Yesterday’s Macro Monday was a tricky one perhaps, but it should have been easier for the older among us. When I was young and the range of houseplants was very different to that we have today (and much better in some ways) every display of plants in garden centres included Rhoicissus rhomboidea, usually represented by the cv ‘Ellen Danica’ which, reputedly, has more deeply incised leaves.
This vigorous climber was popular because it was tough. It tolerated some neglect, including some drying out, grew in poor light, put up with temperatures down to 10c and seemingly thrived on dust, especially in unheated downstairs toilets.
If it outgrew its allotted space it was easy to chop it back and it would resprout and be as good as ever a few months later. All this led to it being rather maligned and, when I used to buy the houseplants for the garden centre, although I always had them in stock, along with variegated ivies and Cissus antarctica (which was even tougher and even less exciting), I never gave them much thought apart from when someone wanted a really tough houseplant (which they then ignored and bought a cyclamen that would be dead in a week).
How odd then, that when I saw this plant the other day I was struck with remorse at not having seen it for so long. It was like a sadly neglected friend. And there is nothing wrong with it if you want an attractive plant for a cool room or conservatory that will happily bounce along and look good all year. It is an evergreen from south Africa that is closely related to grapes (Vitis) and will produce small, edible fruits in suitable circumstances.

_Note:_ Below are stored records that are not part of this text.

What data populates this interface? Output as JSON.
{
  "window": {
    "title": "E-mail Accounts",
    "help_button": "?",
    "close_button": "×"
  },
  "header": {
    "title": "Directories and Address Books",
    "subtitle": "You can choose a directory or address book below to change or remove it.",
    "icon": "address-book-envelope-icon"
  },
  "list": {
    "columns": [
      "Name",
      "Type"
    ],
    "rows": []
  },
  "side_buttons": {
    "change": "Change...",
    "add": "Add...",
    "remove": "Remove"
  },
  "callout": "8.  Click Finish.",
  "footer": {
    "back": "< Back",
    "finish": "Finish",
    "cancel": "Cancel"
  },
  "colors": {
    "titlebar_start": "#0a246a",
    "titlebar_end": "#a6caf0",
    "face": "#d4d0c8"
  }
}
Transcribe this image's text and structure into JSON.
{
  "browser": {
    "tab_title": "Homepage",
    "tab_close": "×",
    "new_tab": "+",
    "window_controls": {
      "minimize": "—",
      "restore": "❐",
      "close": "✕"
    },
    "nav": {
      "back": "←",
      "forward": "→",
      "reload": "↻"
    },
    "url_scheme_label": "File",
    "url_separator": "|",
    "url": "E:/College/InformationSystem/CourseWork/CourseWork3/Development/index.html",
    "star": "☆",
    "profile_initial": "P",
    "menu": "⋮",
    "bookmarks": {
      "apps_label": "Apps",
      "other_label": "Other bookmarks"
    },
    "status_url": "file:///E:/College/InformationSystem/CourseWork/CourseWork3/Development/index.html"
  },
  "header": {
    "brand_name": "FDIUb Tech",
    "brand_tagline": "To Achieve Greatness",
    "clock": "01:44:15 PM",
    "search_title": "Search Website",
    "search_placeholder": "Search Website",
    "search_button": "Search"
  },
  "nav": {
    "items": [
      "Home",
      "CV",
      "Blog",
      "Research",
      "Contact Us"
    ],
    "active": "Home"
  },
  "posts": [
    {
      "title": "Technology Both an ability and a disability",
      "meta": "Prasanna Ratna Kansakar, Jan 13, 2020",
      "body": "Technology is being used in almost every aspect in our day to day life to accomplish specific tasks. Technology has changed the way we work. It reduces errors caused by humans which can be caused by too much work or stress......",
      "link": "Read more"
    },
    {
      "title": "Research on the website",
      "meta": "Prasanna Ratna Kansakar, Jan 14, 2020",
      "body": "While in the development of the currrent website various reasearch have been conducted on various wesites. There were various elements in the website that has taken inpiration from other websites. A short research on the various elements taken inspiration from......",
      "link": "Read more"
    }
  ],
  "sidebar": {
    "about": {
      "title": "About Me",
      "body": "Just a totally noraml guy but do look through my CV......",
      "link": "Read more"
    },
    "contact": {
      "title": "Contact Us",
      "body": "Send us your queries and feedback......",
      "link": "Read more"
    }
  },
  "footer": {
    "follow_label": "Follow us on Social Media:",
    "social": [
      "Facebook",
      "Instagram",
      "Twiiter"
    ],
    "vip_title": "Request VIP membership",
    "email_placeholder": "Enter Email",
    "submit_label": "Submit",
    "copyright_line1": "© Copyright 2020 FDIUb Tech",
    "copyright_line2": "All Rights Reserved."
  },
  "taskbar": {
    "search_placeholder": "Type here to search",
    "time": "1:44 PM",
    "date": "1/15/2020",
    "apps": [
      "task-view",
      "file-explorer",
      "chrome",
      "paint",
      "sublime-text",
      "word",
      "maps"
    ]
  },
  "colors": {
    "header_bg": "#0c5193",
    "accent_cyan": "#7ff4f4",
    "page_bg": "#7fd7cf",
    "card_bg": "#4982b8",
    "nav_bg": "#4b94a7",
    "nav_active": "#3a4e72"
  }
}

It has leaves comprised of three leaflets and the central is symmetrical but the two at the side are rhomboid ( as if you needed telling). The leaves are gently glossy and rich green when mature but the young leaves are covered in rusty hairs and the plant climbs by means of tendrils.
Give this good light and plenty of water and feeding and it is very easy to grow. Be careful with the water in winter if it is cool or the roots can rot – it is better to keep it a bit dry if the temperatures drop to 10c.